Recorded data >>
>>>>

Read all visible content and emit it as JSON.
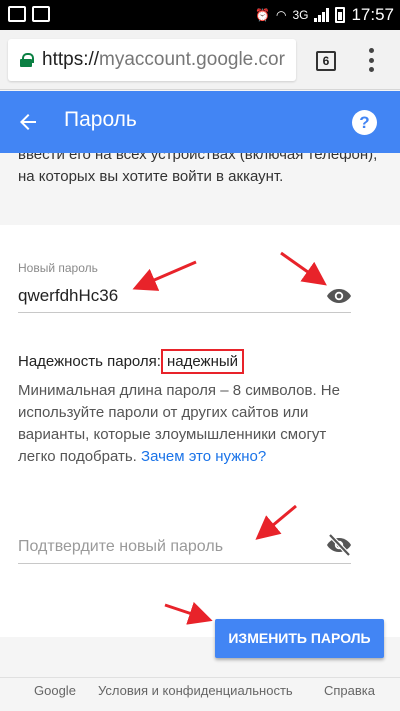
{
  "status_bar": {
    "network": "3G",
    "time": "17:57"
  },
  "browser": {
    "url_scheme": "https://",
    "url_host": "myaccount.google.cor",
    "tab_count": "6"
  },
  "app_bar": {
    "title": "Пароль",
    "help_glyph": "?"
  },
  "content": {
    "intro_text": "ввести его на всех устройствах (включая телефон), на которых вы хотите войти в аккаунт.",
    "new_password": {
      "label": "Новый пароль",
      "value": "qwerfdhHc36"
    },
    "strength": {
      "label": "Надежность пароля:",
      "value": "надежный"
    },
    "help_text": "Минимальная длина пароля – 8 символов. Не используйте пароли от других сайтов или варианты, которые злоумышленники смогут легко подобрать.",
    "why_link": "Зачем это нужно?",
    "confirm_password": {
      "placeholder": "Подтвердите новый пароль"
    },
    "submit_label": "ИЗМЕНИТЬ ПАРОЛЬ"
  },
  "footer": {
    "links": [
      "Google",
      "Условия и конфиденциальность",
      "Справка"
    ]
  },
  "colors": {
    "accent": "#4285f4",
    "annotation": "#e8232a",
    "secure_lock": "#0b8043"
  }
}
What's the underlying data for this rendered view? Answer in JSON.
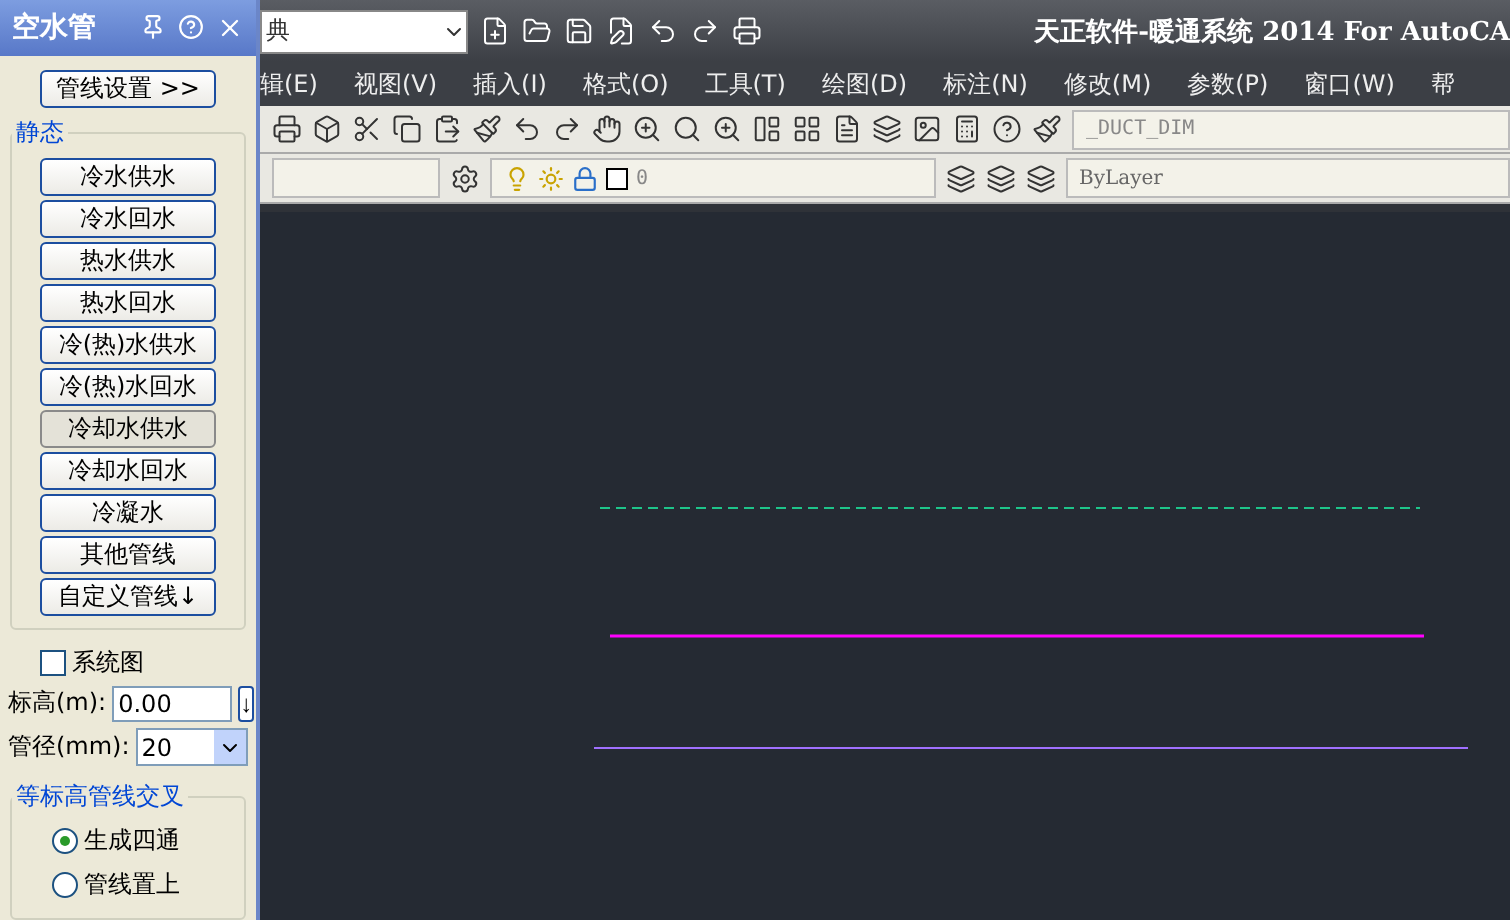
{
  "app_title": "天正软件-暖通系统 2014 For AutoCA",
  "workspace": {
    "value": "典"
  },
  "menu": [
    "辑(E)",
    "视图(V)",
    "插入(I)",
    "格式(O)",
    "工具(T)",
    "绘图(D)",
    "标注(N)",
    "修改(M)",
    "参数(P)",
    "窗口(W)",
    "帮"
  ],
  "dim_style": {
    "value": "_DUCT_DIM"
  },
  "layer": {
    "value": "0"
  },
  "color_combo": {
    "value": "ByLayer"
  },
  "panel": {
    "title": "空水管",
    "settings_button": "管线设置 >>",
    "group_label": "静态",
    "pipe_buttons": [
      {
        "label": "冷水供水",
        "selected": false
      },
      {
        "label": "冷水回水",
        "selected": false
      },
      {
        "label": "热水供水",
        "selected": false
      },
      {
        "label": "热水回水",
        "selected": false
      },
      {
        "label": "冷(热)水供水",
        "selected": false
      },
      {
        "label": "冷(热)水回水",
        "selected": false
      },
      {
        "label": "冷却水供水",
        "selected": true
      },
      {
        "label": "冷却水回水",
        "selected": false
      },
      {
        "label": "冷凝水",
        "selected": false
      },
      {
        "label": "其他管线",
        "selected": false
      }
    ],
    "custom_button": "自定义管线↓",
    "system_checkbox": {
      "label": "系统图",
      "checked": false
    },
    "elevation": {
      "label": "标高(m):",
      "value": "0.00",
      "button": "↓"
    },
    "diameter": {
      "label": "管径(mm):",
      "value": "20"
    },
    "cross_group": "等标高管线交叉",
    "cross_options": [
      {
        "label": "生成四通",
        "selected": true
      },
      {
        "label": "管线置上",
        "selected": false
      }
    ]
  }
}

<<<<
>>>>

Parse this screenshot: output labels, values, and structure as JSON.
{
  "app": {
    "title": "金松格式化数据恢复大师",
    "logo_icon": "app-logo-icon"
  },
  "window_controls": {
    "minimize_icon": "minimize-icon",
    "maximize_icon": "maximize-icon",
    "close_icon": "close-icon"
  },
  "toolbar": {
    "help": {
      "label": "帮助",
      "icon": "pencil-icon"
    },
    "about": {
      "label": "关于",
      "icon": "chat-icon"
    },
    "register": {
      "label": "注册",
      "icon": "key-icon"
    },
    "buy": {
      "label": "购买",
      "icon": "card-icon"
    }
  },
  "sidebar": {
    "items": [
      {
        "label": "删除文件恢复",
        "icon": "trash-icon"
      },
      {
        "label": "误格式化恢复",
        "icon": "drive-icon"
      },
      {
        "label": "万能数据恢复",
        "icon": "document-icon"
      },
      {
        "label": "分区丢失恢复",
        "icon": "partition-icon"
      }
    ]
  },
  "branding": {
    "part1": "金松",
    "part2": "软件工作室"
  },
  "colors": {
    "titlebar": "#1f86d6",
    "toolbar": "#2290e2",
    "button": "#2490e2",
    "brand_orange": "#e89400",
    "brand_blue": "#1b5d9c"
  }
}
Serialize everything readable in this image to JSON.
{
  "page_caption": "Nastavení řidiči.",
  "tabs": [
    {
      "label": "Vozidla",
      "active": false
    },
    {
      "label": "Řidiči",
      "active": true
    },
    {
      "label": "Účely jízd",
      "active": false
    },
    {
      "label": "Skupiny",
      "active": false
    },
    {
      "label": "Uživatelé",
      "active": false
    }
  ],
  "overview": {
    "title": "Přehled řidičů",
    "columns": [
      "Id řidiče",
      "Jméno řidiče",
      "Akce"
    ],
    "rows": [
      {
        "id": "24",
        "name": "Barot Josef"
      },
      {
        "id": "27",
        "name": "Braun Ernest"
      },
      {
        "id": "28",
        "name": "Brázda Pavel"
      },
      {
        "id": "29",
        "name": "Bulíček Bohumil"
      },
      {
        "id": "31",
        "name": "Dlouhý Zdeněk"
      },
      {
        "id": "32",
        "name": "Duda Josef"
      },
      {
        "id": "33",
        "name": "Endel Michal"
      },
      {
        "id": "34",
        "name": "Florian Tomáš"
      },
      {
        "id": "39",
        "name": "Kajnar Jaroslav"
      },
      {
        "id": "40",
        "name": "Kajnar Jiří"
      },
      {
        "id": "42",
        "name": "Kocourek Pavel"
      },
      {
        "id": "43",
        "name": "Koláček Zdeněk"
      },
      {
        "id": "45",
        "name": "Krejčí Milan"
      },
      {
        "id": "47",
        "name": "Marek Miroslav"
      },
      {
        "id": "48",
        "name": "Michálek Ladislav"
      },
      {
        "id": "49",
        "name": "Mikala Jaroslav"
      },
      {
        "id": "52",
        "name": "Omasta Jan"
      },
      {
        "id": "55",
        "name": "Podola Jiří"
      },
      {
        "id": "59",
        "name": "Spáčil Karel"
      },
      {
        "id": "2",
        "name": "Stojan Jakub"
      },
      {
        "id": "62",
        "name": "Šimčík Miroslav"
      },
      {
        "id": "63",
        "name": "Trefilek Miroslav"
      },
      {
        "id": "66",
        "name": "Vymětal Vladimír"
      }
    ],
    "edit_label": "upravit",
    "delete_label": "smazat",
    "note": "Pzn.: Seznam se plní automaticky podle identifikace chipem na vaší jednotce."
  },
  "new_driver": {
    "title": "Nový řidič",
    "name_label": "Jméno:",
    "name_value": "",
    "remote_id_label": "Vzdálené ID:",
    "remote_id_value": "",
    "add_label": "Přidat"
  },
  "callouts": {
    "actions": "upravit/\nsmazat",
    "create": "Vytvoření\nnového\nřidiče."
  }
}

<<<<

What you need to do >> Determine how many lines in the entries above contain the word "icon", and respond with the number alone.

Solution to the problem >> 12